“For the liberal, every societal problem has a state-issued remedy waiting to be administered over the objections of a reactionary Republican. But just because you have a tremendous amount of emotion and frustration built up around a certain cause doesn’t make your favored legislation any more practical, effective or realistic.”
Then again, when the president asserts Americans are collectively answerable, what he really suggests—according to his own broader argument—is that conservatives who’ve blocked his gun-control legislation are wholly responsible. The problem with that contention, outside of the obvious fact that Republicans never condone the use of guns for illegal violence (in fact, these rampages hurt their cause more than anything) is that Democrats haven’t offered a single bill or idea (short of confiscation) that would impede any of the mass shootings, or overall gun violence. This is not a political choice, because it’s likely there is no available political answer.

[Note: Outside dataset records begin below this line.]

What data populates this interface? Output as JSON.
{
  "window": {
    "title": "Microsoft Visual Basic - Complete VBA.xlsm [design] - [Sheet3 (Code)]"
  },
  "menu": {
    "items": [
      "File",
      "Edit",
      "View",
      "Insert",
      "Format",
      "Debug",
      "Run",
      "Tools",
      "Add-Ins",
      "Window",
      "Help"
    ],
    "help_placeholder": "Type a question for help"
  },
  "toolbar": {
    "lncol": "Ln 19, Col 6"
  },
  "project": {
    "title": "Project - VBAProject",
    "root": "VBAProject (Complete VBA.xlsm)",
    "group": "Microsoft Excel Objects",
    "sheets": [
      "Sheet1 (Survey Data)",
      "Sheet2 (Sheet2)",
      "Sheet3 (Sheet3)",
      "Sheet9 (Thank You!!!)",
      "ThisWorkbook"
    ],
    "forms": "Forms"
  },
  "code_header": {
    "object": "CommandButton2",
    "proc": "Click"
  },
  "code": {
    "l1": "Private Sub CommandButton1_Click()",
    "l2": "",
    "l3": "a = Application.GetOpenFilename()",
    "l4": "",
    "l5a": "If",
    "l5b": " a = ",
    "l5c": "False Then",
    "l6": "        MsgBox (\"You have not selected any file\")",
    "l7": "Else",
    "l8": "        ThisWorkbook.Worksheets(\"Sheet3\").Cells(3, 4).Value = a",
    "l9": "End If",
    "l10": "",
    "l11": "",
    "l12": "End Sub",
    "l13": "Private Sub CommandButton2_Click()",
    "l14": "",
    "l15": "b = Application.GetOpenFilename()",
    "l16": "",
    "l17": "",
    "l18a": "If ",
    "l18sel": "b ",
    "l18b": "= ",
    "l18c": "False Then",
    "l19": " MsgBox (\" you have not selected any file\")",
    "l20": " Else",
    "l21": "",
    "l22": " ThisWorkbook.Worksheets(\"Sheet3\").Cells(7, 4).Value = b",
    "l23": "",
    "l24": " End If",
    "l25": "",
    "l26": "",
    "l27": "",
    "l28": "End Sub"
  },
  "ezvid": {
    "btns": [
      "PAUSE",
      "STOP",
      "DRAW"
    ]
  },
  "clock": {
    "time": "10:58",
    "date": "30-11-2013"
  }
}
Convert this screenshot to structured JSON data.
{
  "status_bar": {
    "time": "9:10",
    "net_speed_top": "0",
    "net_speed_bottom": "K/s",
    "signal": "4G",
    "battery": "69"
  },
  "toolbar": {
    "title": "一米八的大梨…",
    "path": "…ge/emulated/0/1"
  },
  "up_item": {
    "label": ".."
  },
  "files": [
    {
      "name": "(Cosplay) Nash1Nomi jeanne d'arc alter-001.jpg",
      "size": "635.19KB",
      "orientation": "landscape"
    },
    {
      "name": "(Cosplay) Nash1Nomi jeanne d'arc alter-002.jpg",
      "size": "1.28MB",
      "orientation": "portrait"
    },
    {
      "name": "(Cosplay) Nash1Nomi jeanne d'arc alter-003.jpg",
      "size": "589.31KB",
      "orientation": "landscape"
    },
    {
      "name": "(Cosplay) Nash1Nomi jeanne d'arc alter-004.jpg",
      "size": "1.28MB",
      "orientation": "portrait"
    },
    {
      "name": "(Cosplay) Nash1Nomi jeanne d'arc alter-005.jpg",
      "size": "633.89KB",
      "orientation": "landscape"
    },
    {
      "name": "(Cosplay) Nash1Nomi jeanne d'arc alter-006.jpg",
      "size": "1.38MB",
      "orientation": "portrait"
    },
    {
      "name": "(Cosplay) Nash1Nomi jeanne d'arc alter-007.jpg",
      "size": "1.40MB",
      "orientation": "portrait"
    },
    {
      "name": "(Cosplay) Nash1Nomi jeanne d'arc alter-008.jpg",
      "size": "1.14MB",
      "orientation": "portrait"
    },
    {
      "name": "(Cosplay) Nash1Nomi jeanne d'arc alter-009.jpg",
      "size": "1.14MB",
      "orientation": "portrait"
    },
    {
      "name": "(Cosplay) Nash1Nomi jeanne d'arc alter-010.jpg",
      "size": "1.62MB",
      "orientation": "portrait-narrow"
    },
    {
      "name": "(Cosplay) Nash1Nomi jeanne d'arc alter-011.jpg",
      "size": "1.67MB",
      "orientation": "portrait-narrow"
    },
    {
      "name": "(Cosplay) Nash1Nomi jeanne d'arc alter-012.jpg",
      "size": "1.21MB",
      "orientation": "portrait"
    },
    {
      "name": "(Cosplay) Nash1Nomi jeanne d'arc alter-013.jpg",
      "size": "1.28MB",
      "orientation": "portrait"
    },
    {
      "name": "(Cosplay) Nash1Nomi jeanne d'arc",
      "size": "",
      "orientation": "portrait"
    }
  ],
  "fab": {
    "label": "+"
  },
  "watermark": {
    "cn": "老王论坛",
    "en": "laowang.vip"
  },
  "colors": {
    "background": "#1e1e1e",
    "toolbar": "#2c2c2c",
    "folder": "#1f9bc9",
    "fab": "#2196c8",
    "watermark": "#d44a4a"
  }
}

For the liberal, every societal problem has a state-issued remedy waiting to be administered over the objections of a reactionary Republican. But just because you have a tremendous amount of emotion and frustration built up around a certain cause doesn’t make your favored legislation any more practical, effective or realistic. It doesn’t change the fact that owning a gun is a civil right, that the preponderance of owners are not criminals, or that there are 300 million guns out there.
And if it’s a political argument you’re offering—and when hasn’t it been?—you’ll need more than the vacuousness of the “this is bad and so we have to do something.” That’s because anti-gun types are never able to answer a simple question: what law would you pass that could stop these shootings?